His diet is something to marvel at as well. According to CSN Mid-Atlantic writer JP Finlay, Paea would eat a ton of food during his offseason workouts.
"His daily diet called for a 10-egg omelet each morning, followed by a lunch of five chicken breasts. Occasionally he would substitute salmon fillets for the chicken breasts, just to mix it up. At dinner, Paea ate light but would include a shake with 40 to 50 grams of protein packed in. Per day, Paea worked to consume 120 to 150 grams of protein."
That sounds like something that rivals the diet of Dwayne "The Rock" Johnson.
EAT FISH, NOT PILLS
For people thinking about taking fish oil supplements, my advice is to talk with your doctor first.
I personally would not recommend that you put anything in your body without very good evidence of benefit. If you want to get more fish oil in your diet, you are better off simply eating more fish (salmon).
Oily fish belongs in your diet — particularly as a replacement for red meats. Walk past the red meat counter at the grocery store every week and go instead to the seafood counter and get a nice piece of salmon. You reap a double benefit: a reduced intake of unhealthy saturated fats from red meat and ingestion of (potentially) heart-healthy fish oils.
In this article learn why Alzheimer rates are so high in America, what are the main causes, how to slow the progression, what's the main cause, how to prevent Alzheimer's, and what kind of diet can help.
12 HEALTH BENEFITS OF SALMON FOR THE HEART, BRAIN, AND MUCH MORE
Is salmon healthy? It is a fair question given that salmon is an oily fish with a rich amount of fats. However, this fat is completely healthy and is good for the heart and skin.
Salmon is an excellent food source for the heart and brain. Medical studies have found that taking 0.45 to 4.5 grams of omega-3 fatty acids can significantly improve heart function, lower blood pressure, and reduce inflammation. The fish also contributes to cognitive health due to the presence of DHA—a type of omega-3 fatty acid.
It is worthy to note that wild salmon contains more nutritive value than the farmed ones. The farmed salmon are raised on an artificial pellet-based diet, rather than their natural diet consisting of crustaceans, flies, and smaller fish which they would otherwise consume in the wild. As a result, eating salmon from a hatchery will not benefit you as much as consuming the wild-caught salmon.
Here are the 12 health benefits of salmon.
OPTIONS FOR PACIFIC OCEAN SALMON SEASON
OPTIONS FOR UPCOMING Pacific Ocean salmon fisheries reflect concerns over poor projected returns of coho this year.
Three alternatives for ocean salmon fisheries were approved earlier this week for public review by the Pacific Fishery Management Council, which establishes fishing seasons in ocean waters three to 200 miles off the Pacific coast.

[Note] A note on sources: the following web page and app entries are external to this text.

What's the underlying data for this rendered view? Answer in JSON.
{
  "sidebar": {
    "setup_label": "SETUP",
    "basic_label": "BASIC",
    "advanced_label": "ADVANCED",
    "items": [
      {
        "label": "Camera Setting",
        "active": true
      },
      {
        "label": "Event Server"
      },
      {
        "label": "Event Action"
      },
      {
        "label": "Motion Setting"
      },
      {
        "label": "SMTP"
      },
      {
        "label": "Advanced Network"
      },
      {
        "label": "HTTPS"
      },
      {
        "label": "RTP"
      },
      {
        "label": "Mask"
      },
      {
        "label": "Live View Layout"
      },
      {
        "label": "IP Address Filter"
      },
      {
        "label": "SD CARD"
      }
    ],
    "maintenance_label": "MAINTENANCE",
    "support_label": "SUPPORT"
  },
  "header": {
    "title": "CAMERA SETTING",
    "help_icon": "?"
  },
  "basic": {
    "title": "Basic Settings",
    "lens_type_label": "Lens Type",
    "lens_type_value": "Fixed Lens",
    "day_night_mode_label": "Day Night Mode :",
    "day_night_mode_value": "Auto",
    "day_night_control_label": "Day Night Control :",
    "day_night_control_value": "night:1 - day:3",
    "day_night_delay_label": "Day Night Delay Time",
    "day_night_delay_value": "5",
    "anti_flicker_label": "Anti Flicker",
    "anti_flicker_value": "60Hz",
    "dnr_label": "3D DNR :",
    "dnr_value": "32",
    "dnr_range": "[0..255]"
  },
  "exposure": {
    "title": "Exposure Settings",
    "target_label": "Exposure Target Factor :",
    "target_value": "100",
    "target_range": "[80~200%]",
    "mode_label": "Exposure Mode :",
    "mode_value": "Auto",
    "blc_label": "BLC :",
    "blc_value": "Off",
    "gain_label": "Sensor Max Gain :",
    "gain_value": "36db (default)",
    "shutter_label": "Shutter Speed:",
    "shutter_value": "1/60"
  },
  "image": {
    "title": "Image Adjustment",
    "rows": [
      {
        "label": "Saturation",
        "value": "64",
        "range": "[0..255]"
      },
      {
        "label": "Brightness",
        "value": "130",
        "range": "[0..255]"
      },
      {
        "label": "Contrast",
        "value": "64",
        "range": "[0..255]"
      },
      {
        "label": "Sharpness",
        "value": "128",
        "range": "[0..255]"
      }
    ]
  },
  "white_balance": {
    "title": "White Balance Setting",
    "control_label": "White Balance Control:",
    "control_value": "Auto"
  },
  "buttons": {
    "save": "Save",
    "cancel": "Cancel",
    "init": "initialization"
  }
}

Salmon managers developed options designed to protect the low number of wild coho expected to return to some Washington rivers this year while still providing some fishing opportunities, said Kyle Adicks, salmon fisheries policy lead for the state Department of Fish and Wildlife.
“With these options in hand, we’ll work with anglers to establish fisheries for 2017 that meet our conservation objectives for wild salmon,” Adicks said.

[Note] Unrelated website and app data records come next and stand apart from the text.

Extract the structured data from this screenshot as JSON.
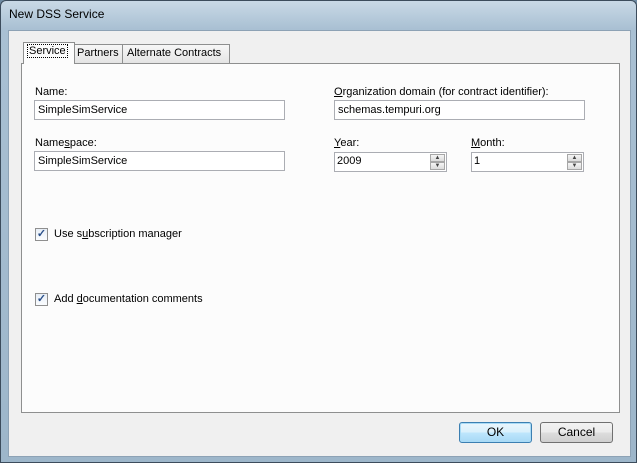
{
  "window": {
    "title": "New DSS Service"
  },
  "tabs": [
    {
      "label": "Service",
      "active": true
    },
    {
      "label": "Partners",
      "active": false
    },
    {
      "label": "Alternate Contracts",
      "active": false
    }
  ],
  "form": {
    "name_label": "Name:",
    "name_value": "SimpleSimService",
    "namespace_label_pre": "Name",
    "namespace_label_u": "s",
    "namespace_label_post": "pace:",
    "namespace_value": "SimpleSimService",
    "org_label_u": "O",
    "org_label_post": "rganization domain (for contract identifier):",
    "org_value": "schemas.tempuri.org",
    "year_label_u": "Y",
    "year_label_post": "ear:",
    "year_value": "2009",
    "month_label_u": "M",
    "month_label_post": "onth:",
    "month_value": "1",
    "use_sub_pre": "Use s",
    "use_sub_u": "u",
    "use_sub_post": "bscription manager",
    "use_sub_checked": true,
    "add_doc_pre": "Add ",
    "add_doc_u": "d",
    "add_doc_post": "ocumentation comments",
    "add_doc_checked": true
  },
  "buttons": {
    "ok": "OK",
    "cancel": "Cancel"
  }
}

WATCH LIVE: MICHIGAN BALD EAGLE CAM
Watch the Michigan bald eagle cam in Beulah, Michigan.
The Bald Eagle has been the national emblem of the United States since 1782 and a symbol of resilience as a once endangered species. In partnership with the Michigan Department of Natural Resources, CarbonTV brings you 24/7 live streaming of this majestic creature in it’s native habitat. Join a pair of eagles in their nest 100 feet above ground as they battle the odds and elements to survive. Watch every second as they prepare their nest in the fall, lay their eggs in early spring and be the first to see the hatch and summer growth of the 2016 eagle chicks.

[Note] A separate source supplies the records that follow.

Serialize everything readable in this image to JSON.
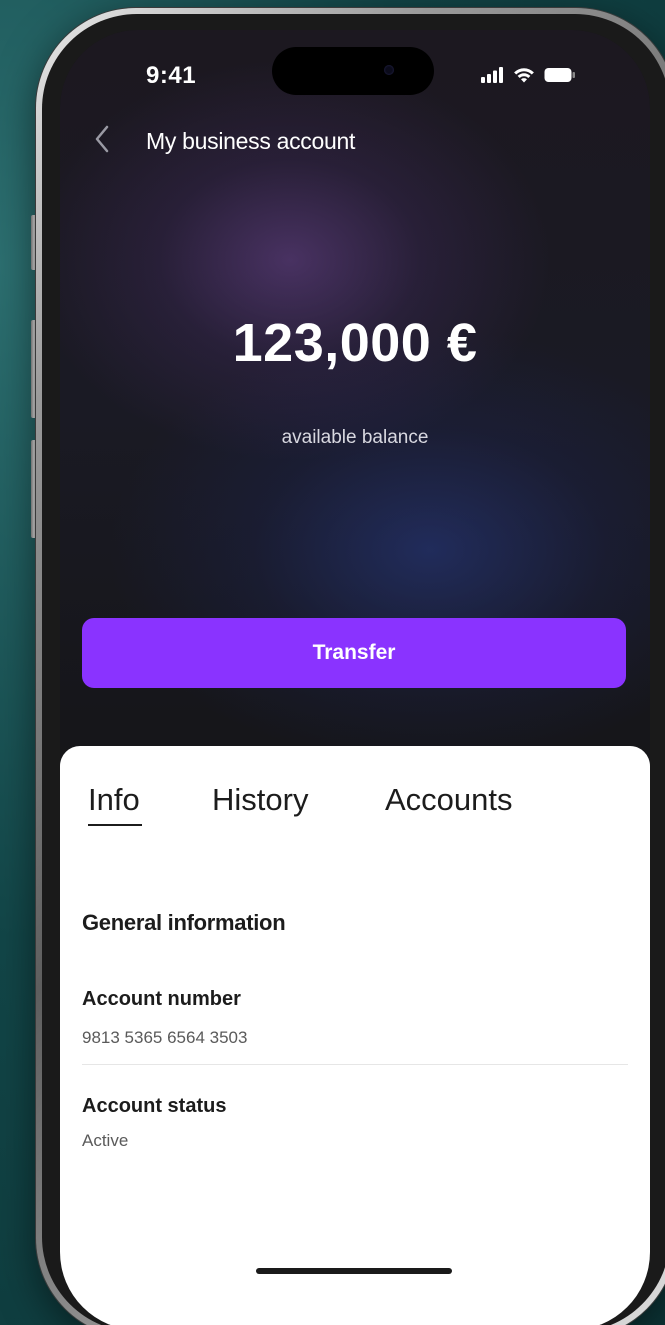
{
  "status_bar": {
    "time": "9:41",
    "icons": [
      "signal-icon",
      "wifi-icon",
      "battery-icon"
    ]
  },
  "header": {
    "back_icon": "chevron-left-icon",
    "title": "My business account"
  },
  "balance": {
    "amount": "123,000 €",
    "label": "available balance"
  },
  "actions": {
    "transfer_label": "Transfer"
  },
  "tabs": [
    {
      "label": "Info",
      "active": true
    },
    {
      "label": "History",
      "active": false
    },
    {
      "label": "Accounts",
      "active": false
    }
  ],
  "info": {
    "section_title": "General information",
    "fields": [
      {
        "label": "Account number",
        "value": "9813 5365 6564 3503"
      },
      {
        "label": "Account status",
        "value": "Active"
      }
    ]
  },
  "colors": {
    "accent": "#8a33ff",
    "background": "#124648",
    "sheet": "#ffffff"
  }
}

The CarbonTV Eagle Cam is located near the Platte River State Fish Hatchery, which was established in 1928 as a satellite rearing station and converted to the state's main salmon hatchery in 1972. This facility raises coho and chinook salmon and is the main egg take station for coho salmon in the Upper Great Lakes.